= Data about app and page elements =

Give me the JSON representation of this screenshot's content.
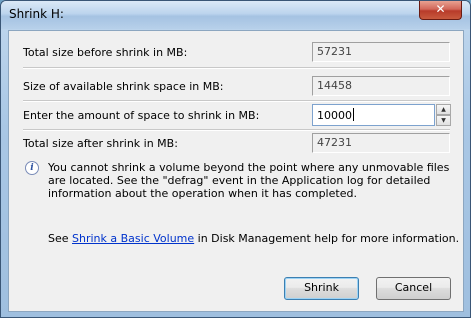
{
  "window": {
    "title": "Shrink H:",
    "close_glyph": "✕"
  },
  "fields": {
    "total_before": {
      "label": "Total size before shrink in MB:",
      "value": "57231"
    },
    "available": {
      "label": "Size of available shrink space in MB:",
      "value": "14458"
    },
    "amount": {
      "label": "Enter the amount of space to shrink in MB:",
      "value": "10000"
    },
    "total_after": {
      "label": "Total size after shrink in MB:",
      "value": "47231"
    }
  },
  "info": {
    "icon": "info-icon",
    "text": "You cannot shrink a volume beyond the point where any unmovable files are located. See the \"defrag\" event in the Application log for detailed information about the operation when it has completed."
  },
  "help": {
    "prefix": "See ",
    "link": "Shrink a Basic Volume",
    "suffix": " in Disk Management help for more information."
  },
  "buttons": {
    "shrink": "Shrink",
    "cancel": "Cancel"
  }
}
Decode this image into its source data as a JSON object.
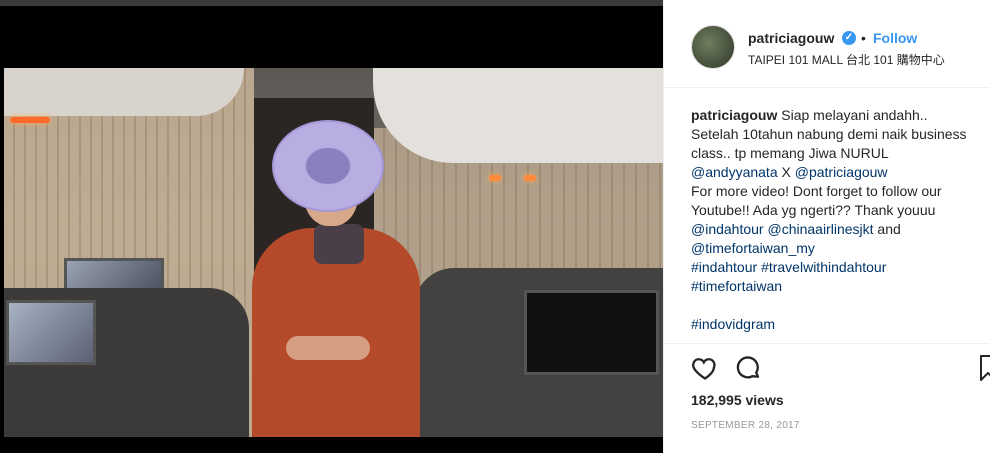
{
  "post": {
    "username": "patriciagouw",
    "follow_label": "Follow",
    "separator": "•",
    "location": "TAIPEI 101 MALL 台北 101 購物中心",
    "verified_glyph": "✓",
    "caption_lines": [
      {
        "user": "patriciagouw",
        "text": " Siap melayani andahh.."
      },
      {
        "text": "Setelah 10tahun nabung demi naik business"
      },
      {
        "text": "class.. tp memang Jiwa NURUL"
      },
      {
        "link1": "@andyyanata",
        "mid": " X ",
        "link2": "@patriciagouw"
      },
      {
        "text": "For more video! Dont forget to follow our"
      },
      {
        "text": "Youtube!! Ada yg ngerti?? Thank youuu"
      },
      {
        "link1": "@indahtour",
        "mid": " ",
        "link2": "@chinaairlinesjkt",
        "tail": " and"
      },
      {
        "link1": "@timefortaiwan_my"
      },
      {
        "link1": "#indahtour",
        "mid": " ",
        "link2": "#travelwithindahtour"
      },
      {
        "link1": "#timefortaiwan"
      },
      {
        "link1": "#indovidgram"
      }
    ],
    "views": "182,995 views",
    "date": "SEPTEMBER 28, 2017"
  },
  "icons": {
    "like": "heart-icon",
    "comment": "comment-icon",
    "save": "bookmark-icon",
    "verified": "verified-badge-icon"
  },
  "colors": {
    "accent": "#3897f0",
    "link": "#003569",
    "text": "#262626",
    "muted": "#999999"
  }
}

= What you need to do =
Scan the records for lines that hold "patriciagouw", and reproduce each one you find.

= Exercise answer =
    "username": "patriciagouw",
        "user": "patriciagouw",
        "link2": "@patriciagouw"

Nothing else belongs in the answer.